Berks Products, Ontelaunee Quarry

When Mother Nature brings an unexpected challenge to your project or operation, drilling alone may be cost-prohibitive and ineffective. Geophysical studies can quickly develop large visuals of subsurface information, allowing further drilling operations to be highly cost-effective and time efficient.

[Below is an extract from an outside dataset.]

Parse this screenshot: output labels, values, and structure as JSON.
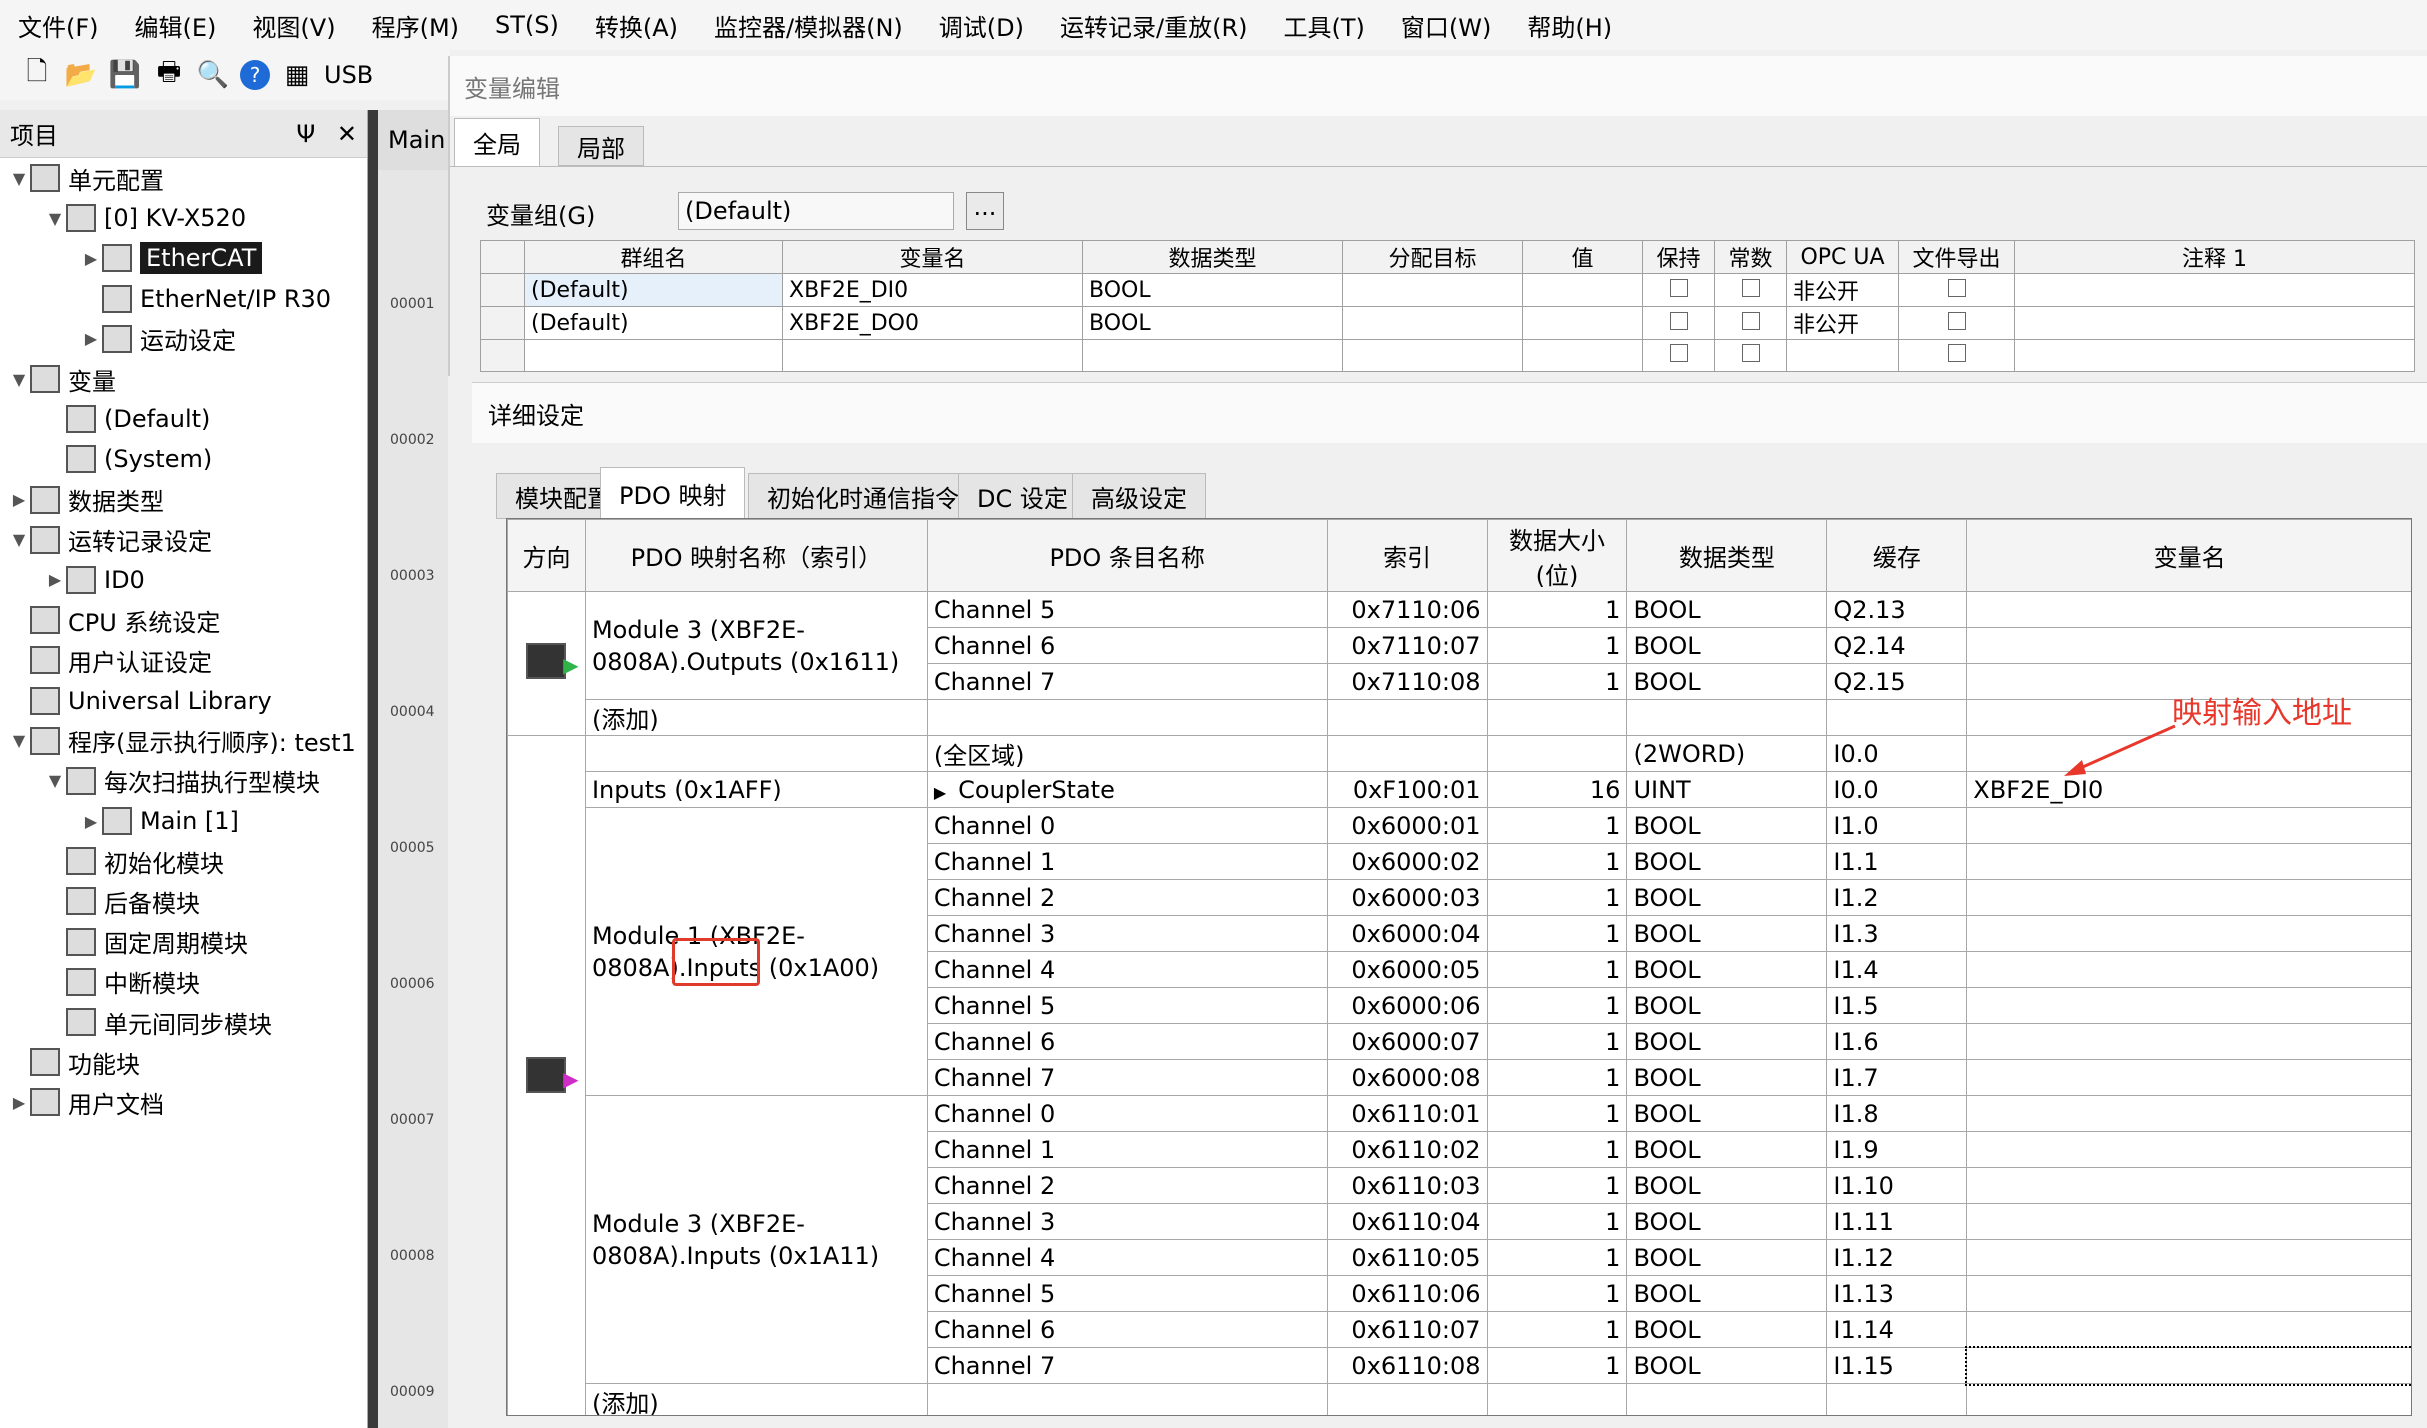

After the passing of Hurricane Floyd, a quarry in southeastern Pennsylvania observed a large influx of water entering their quarry pit. During an onsite inspection several sinkhole or dissolution features were observed along geologic strike towards a shallow creek. Probing of the creek in a flat bottom boat with a 30-foot pole revealed a large sinkhole had developed in the bottom of the creek. Based upon the onsite inspection, GeoSonics/Vibra-Tech recommended conducting an automated vertical electrical resistivity sounding scan to map the potential conduit supplying the quarry with water. The distance from the creek to the quarry was approximately 460 meters. The resistivity study consisted of six parallel lines, 140 meters in length. The conduit was identified within two days, and subsequent drilling was organized. Water and water-saturated clay zones are typically highly conductive and, therefore, have low resistivities. The low resistivity areas on the cross-sections are denoted by dark to light purple colors. The large dark purple anomalies caused the greatest concern because they occurred along the projected geologic strike of a clay seam and the observed dissolution features. Subsequent drilling then occurred at the field location of the observed anomaly. The driller’s log indicated a wet clay material was overlaying a 1-meter thick water zone with significant flow. This zone was located above a hard rock layer approximately 18 meters beneath the surface at this location. This feature was expected to be the potential pathway for flowing water into the quarry. The identification of the initial sinkhole in the bottom of the creek, and its subsequent grouting, yielded the largest net reduction of water flowing into the pit. Through the use of resistivity profiling, the potential conduits for inflowing water were identified, allowing for the creation of a grout curtain to yield further reductions of water into the pit.